REQUIRED ACTION:
Print the records below verbatim.
--- THE INPUT ---
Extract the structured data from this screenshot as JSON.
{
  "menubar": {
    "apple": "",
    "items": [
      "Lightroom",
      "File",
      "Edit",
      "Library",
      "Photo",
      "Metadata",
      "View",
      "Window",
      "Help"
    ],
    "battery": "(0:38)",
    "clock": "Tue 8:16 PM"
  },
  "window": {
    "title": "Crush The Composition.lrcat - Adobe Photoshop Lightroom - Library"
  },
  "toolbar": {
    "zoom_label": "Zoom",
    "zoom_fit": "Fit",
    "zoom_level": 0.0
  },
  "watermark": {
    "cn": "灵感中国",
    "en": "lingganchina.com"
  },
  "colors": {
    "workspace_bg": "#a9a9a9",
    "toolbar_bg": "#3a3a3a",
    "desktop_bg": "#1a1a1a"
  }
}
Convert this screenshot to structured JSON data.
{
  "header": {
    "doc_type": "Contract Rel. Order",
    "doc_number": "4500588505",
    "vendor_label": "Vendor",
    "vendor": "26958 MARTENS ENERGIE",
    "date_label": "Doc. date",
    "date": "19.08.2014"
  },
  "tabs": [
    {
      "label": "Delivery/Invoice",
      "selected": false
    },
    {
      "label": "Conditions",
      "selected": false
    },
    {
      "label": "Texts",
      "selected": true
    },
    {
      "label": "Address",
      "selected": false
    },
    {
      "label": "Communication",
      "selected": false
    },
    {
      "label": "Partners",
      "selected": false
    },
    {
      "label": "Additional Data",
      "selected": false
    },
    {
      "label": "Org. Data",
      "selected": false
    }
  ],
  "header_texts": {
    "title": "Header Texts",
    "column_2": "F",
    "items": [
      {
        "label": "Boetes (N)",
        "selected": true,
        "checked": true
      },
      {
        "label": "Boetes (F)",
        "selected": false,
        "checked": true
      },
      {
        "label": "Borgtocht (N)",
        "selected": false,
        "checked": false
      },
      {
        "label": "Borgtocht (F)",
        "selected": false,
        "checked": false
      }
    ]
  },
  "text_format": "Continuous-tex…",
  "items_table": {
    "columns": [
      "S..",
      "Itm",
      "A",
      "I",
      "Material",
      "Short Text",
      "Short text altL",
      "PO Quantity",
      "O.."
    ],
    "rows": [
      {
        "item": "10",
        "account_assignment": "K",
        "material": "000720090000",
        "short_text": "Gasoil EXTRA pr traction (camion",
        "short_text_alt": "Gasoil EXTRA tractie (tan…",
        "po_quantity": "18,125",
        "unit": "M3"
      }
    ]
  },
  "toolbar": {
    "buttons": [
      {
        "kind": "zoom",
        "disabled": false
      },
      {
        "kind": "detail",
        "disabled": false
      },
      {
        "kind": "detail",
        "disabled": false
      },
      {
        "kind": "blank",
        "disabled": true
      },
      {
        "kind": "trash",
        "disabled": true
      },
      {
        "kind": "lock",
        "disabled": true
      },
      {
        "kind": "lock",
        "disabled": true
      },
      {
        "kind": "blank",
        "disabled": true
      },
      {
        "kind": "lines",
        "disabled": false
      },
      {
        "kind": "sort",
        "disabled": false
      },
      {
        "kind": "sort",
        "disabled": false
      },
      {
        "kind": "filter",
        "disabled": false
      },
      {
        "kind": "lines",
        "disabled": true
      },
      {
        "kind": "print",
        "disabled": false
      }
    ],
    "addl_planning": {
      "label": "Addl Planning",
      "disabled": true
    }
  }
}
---
ANSWER BELOW:
Extract the structured data from this screenshot as JSON.
{
  "menubar": {
    "apple": "",
    "items": [
      "Lightroom",
      "File",
      "Edit",
      "Library",
      "Photo",
      "Metadata",
      "View",
      "Window",
      "Help"
    ],
    "battery": "(0:38)",
    "clock": "Tue 8:16 PM"
  },
  "window": {
    "title": "Crush The Composition.lrcat - Adobe Photoshop Lightroom - Library"
  },
  "toolbar": {
    "zoom_label": "Zoom",
    "zoom_fit": "Fit",
    "zoom_level": 0.0
  },
  "watermark": {
    "cn": "灵感中国",
    "en": "lingganchina.com"
  },
  "colors": {
    "workspace_bg": "#a9a9a9",
    "toolbar_bg": "#3a3a3a",
    "desktop_bg": "#1a1a1a"
  }
}
Convert this screenshot to structured JSON data.
{
  "header": {
    "doc_type": "Contract Rel. Order",
    "doc_number": "4500588505",
    "vendor_label": "Vendor",
    "vendor": "26958 MARTENS ENERGIE",
    "date_label": "Doc. date",
    "date": "19.08.2014"
  },
  "tabs": [
    {
      "label": "Delivery/Invoice",
      "selected": false
    },
    {
      "label": "Conditions",
      "selected": false
    },
    {
      "label": "Texts",
      "selected": true
    },
    {
      "label": "Address",
      "selected": false
    },
    {
      "label": "Communication",
      "selected": false
    },
    {
      "label": "Partners",
      "selected": false
    },
    {
      "label": "Additional Data",
      "selected": false
    },
    {
      "label": "Org. Data",
      "selected": false
    }
  ],
  "header_texts": {
    "title": "Header Texts",
    "column_2": "F",
    "items": [
      {
        "label": "Boetes (N)",
        "selected": true,
        "checked": true
      },
      {
        "label": "Boetes (F)",
        "selected": false,
        "checked": true
      },
      {
        "label": "Borgtocht (N)",
        "selected": false,
        "checked": false
      },
      {
        "label": "Borgtocht (F)",
        "selected": false,
        "checked": false
      }
    ]
  },
  "text_format": "Continuous-tex…",
  "items_table": {
    "columns": [
      "S..",
      "Itm",
      "A",
      "I",
      "Material",
      "Short Text",
      "Short text altL",
      "PO Quantity",
      "O.."
    ],
    "rows": [
      {
        "item": "10",
        "account_assignment": "K",
        "material": "000720090000",
        "short_text": "Gasoil EXTRA pr traction (camion",
        "short_text_alt": "Gasoil EXTRA tractie (tan…",
        "po_quantity": "18,125",
        "unit": "M3"
      }
    ]
  },
  "toolbar": {
    "buttons": [
      {
        "kind": "zoom",
        "disabled": false
      },
      {
        "kind": "detail",
        "disabled": false
      },
      {
        "kind": "detail",
        "disabled": false
      },
      {
        "kind": "blank",
        "disabled": true
      },
      {
        "kind": "trash",
        "disabled": true
      },
      {
        "kind": "lock",
        "disabled": true
      },
      {
        "kind": "lock",
        "disabled": true
      },
      {
        "kind": "blank",
        "disabled": true
      },
      {
        "kind": "lines",
        "disabled": false
      },
      {
        "kind": "sort",
        "disabled": false
      },
      {
        "kind": "sort",
        "disabled": false
      },
      {
        "kind": "filter",
        "disabled": false
      },
      {
        "kind": "lines",
        "disabled": true
      },
      {
        "kind": "print",
        "disabled": false
      }
    ],
    "addl_planning": {
      "label": "Addl Planning",
      "disabled": true
    }
  }
}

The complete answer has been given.